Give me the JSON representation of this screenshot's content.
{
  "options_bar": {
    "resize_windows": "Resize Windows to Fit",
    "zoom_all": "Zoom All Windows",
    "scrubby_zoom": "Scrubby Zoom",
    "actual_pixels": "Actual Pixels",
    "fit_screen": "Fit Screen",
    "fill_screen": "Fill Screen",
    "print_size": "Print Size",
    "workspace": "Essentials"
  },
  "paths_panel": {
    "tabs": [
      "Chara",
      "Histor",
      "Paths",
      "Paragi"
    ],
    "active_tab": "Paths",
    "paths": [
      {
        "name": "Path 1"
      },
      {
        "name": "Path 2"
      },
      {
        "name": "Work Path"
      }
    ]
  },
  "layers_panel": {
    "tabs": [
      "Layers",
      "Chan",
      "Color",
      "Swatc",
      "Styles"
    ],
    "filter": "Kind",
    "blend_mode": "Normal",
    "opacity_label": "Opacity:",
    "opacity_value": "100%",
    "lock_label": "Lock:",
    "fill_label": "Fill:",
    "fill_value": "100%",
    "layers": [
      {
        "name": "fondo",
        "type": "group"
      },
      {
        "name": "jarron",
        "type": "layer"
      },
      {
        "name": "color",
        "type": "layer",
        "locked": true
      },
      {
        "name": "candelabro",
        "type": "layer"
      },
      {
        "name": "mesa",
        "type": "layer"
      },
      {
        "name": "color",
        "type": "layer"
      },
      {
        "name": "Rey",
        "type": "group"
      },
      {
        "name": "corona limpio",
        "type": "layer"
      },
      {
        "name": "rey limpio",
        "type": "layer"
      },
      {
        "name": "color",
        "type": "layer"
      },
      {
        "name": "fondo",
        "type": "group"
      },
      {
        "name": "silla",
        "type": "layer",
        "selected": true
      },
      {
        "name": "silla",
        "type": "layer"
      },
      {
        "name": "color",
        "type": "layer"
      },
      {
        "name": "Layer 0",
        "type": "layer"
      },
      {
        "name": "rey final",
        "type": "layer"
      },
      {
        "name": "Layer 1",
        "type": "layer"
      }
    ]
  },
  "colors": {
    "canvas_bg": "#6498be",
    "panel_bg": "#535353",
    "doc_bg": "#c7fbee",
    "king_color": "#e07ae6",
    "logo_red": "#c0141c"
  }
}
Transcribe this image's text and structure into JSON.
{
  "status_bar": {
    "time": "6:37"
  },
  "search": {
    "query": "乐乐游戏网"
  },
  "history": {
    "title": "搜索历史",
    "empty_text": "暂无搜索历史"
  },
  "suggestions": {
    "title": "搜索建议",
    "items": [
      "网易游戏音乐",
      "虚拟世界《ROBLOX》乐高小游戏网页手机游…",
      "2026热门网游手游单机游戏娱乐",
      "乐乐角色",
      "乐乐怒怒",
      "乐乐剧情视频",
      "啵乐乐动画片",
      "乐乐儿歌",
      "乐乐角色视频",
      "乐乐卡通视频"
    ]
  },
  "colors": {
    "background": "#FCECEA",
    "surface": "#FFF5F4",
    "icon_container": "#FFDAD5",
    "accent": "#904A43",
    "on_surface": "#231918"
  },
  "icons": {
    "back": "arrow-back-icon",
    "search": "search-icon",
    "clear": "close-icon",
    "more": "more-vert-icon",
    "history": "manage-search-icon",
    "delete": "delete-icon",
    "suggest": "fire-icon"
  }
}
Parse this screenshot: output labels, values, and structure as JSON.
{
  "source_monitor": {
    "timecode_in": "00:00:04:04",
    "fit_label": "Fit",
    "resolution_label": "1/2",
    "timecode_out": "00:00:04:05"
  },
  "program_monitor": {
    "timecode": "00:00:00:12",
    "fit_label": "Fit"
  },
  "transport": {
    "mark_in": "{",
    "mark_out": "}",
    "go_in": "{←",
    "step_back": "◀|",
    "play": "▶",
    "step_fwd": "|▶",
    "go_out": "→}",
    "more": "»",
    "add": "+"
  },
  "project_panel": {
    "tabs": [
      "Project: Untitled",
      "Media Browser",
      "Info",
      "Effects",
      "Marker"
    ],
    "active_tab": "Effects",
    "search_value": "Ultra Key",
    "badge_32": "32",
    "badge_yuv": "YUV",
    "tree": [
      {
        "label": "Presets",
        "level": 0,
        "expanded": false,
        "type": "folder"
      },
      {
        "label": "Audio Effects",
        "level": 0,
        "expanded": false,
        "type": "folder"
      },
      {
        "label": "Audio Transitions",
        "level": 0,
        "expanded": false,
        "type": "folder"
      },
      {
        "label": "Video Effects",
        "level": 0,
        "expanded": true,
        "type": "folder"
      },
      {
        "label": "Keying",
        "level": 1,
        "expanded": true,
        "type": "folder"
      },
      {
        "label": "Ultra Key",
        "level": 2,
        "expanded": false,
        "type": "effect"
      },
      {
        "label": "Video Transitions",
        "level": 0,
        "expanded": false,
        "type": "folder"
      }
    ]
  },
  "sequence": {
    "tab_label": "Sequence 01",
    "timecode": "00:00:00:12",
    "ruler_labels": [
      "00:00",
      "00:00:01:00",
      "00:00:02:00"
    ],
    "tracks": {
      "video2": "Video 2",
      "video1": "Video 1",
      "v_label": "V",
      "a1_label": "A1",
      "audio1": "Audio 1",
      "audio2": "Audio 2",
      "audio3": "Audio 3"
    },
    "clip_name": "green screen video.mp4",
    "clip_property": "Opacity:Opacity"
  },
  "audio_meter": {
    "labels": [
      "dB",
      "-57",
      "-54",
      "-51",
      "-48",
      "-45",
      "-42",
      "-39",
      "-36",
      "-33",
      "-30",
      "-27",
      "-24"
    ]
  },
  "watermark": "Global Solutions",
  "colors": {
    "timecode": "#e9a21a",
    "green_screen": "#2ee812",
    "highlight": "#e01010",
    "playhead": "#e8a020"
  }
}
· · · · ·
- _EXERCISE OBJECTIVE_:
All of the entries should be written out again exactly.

- _WRITTEN ANSWER_:
Give me the JSON representation of this screenshot's content.
{
  "options_bar": {
    "resize_windows": "Resize Windows to Fit",
    "zoom_all": "Zoom All Windows",
    "scrubby_zoom": "Scrubby Zoom",
    "actual_pixels": "Actual Pixels",
    "fit_screen": "Fit Screen",
    "fill_screen": "Fill Screen",
    "print_size": "Print Size",
    "workspace": "Essentials"
  },
  "paths_panel": {
    "tabs": [
      "Chara",
      "Histor",
      "Paths",
      "Paragi"
    ],
    "active_tab": "Paths",
    "paths": [
      {
        "name": "Path 1"
      },
      {
        "name": "Path 2"
      },
      {
        "name": "Work Path"
      }
    ]
  },
  "layers_panel": {
    "tabs": [
      "Layers",
      "Chan",
      "Color",
      "Swatc",
      "Styles"
    ],
    "filter": "Kind",
    "blend_mode": "Normal",
    "opacity_label": "Opacity:",
    "opacity_value": "100%",
    "lock_label": "Lock:",
    "fill_label": "Fill:",
    "fill_value": "100%",
    "layers": [
      {
        "name": "fondo",
        "type": "group"
      },
      {
        "name": "jarron",
        "type": "layer"
      },
      {
        "name": "color",
        "type": "layer",
        "locked": true
      },
      {
        "name": "candelabro",
        "type": "layer"
      },
      {
        "name": "mesa",
        "type": "layer"
      },
      {
        "name": "color",
        "type": "layer"
      },
      {
        "name": "Rey",
        "type": "group"
      },
      {
        "name": "corona limpio",
        "type": "layer"
      },
      {
        "name": "rey limpio",
        "type": "layer"
      },
      {
        "name": "color",
        "type": "layer"
      },
      {
        "name": "fondo",
        "type": "group"
      },
      {
        "name": "silla",
        "type": "layer",
        "selected": true
      },
      {
        "name": "silla",
        "type": "layer"
      },
      {
        "name": "color",
        "type": "layer"
      },
      {
        "name": "Layer 0",
        "type": "layer"
      },
      {
        "name": "rey final",
        "type": "layer"
      },
      {
        "name": "Layer 1",
        "type": "layer"
      }
    ]
  },
  "colors": {
    "canvas_bg": "#6498be",
    "panel_bg": "#535353",
    "doc_bg": "#c7fbee",
    "king_color": "#e07ae6",
    "logo_red": "#c0141c"
  }
}
Transcribe this image's text and structure into JSON.
{
  "status_bar": {
    "time": "6:37"
  },
  "search": {
    "query": "乐乐游戏网"
  },
  "history": {
    "title": "搜索历史",
    "empty_text": "暂无搜索历史"
  },
  "suggestions": {
    "title": "搜索建议",
    "items": [
      "网易游戏音乐",
      "虚拟世界《ROBLOX》乐高小游戏网页手机游…",
      "2026热门网游手游单机游戏娱乐",
      "乐乐角色",
      "乐乐怒怒",
      "乐乐剧情视频",
      "啵乐乐动画片",
      "乐乐儿歌",
      "乐乐角色视频",
      "乐乐卡通视频"
    ]
  },
  "colors": {
    "background": "#FCECEA",
    "surface": "#FFF5F4",
    "icon_container": "#FFDAD5",
    "accent": "#904A43",
    "on_surface": "#231918"
  },
  "icons": {
    "back": "arrow-back-icon",
    "search": "search-icon",
    "clear": "close-icon",
    "more": "more-vert-icon",
    "history": "manage-search-icon",
    "delete": "delete-icon",
    "suggest": "fire-icon"
  }
}
Parse this screenshot: output labels, values, and structure as JSON.
{
  "source_monitor": {
    "timecode_in": "00:00:04:04",
    "fit_label": "Fit",
    "resolution_label": "1/2",
    "timecode_out": "00:00:04:05"
  },
  "program_monitor": {
    "timecode": "00:00:00:12",
    "fit_label": "Fit"
  },
  "transport": {
    "mark_in": "{",
    "mark_out": "}",
    "go_in": "{←",
    "step_back": "◀|",
    "play": "▶",
    "step_fwd": "|▶",
    "go_out": "→}",
    "more": "»",
    "add": "+"
  },
  "project_panel": {
    "tabs": [
      "Project: Untitled",
      "Media Browser",
      "Info",
      "Effects",
      "Marker"
    ],
    "active_tab": "Effects",
    "search_value": "Ultra Key",
    "badge_32": "32",
    "badge_yuv": "YUV",
    "tree": [
      {
        "label": "Presets",
        "level": 0,
        "expanded": false,
        "type": "folder"
      },
      {
        "label": "Audio Effects",
        "level": 0,
        "expanded": false,
        "type": "folder"
      },
      {
        "label": "Audio Transitions",
        "level": 0,
        "expanded": false,
        "type": "folder"
      },
      {
        "label": "Video Effects",
        "level": 0,
        "expanded": true,
        "type": "folder"
      },
      {
        "label": "Keying",
        "level": 1,
        "expanded": true,
        "type": "folder"
      },
      {
        "label": "Ultra Key",
        "level": 2,
        "expanded": false,
        "type": "effect"
      },
      {
        "label": "Video Transitions",
        "level": 0,
        "expanded": false,
        "type": "folder"
      }
    ]
  },
  "sequence": {
    "tab_label": "Sequence 01",
    "timecode": "00:00:00:12",
    "ruler_labels": [
      "00:00",
      "00:00:01:00",
      "00:00:02:00"
    ],
    "tracks": {
      "video2": "Video 2",
      "video1": "Video 1",
      "v_label": "V",
      "a1_label": "A1",
      "audio1": "Audio 1",
      "audio2": "Audio 2",
      "audio3": "Audio 3"
    },
    "clip_name": "green screen video.mp4",
    "clip_property": "Opacity:Opacity"
  },
  "audio_meter": {
    "labels": [
      "dB",
      "-57",
      "-54",
      "-51",
      "-48",
      "-45",
      "-42",
      "-39",
      "-36",
      "-33",
      "-30",
      "-27",
      "-24"
    ]
  },
  "watermark": "Global Solutions",
  "colors": {
    "timecode": "#e9a21a",
    "green_screen": "#2ee812",
    "highlight": "#e01010",
    "playhead": "#e8a020"
  }
}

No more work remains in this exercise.